There has never been a place quite like West Hollywood. For nearly seven decades the city’s cultural and economic histories have been so closely interwoven with the interior design trade that many have come to consider the words West Hollywood and interior design as synonymous. There are only a handful of West Hollywood insiders active in the 1950s, 1960s and 1970s who still recall the energy, excitement and zeitgeist of those early times. But what one sees, feels and savors about the West Hollywood design world today is the result of the visionary dreams and hard work of people who believed in what the community could become.
A 19-year-old Ronald Kates first became involved with the emerging design district in 1957. Kates had made a failed foray into show business when his father introduced him to developer Bert Friedman, who was tearing down buildings and houses along Beverly Boulevard between Robertson and Doheny and replacing them with showrooms for lease.
“West Hollywood was fascinating then, and it still is,” says Kates, himself now one of the city’s top real-estate brokers. “Beverly and Robertson were the main streets for the design businesses, with Melrose Avenue still yet to be developed. My friends were saying, ‘Why do you want to work in West Hollywood—don’t you know they’re all gay there?’ But I wanted to be there because I love a creative environment and I totally believed in the industry.
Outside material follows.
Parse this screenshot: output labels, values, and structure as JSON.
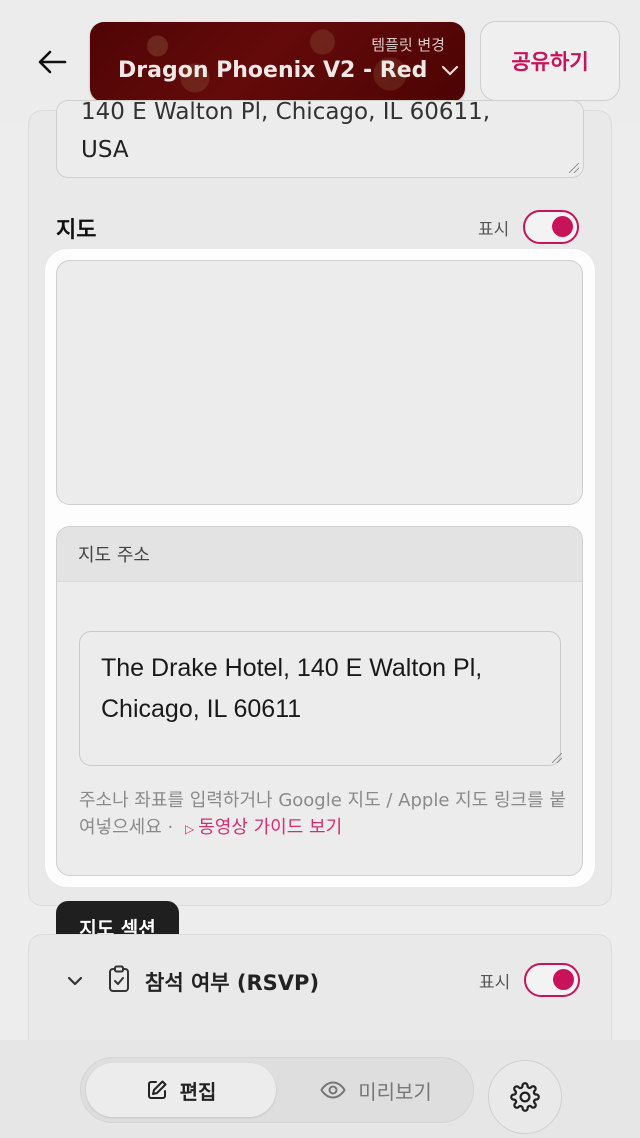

Even as a teenager, I knew that this place was different.”
Many people at the time, including Kates, didn’t realize that just eight years earlier, in 1949, design history had already been made in WeHo. Legendary furniture designers Charles and Ray Eames had designed what would turn out to be their only enduring commercial building: a showroom for Herman Miller’s midcentury modern furniture at 8806 Beverly Boulevard, now home to DDC. (Still standing and sporting its original facade, the building faces an uncertain future due to…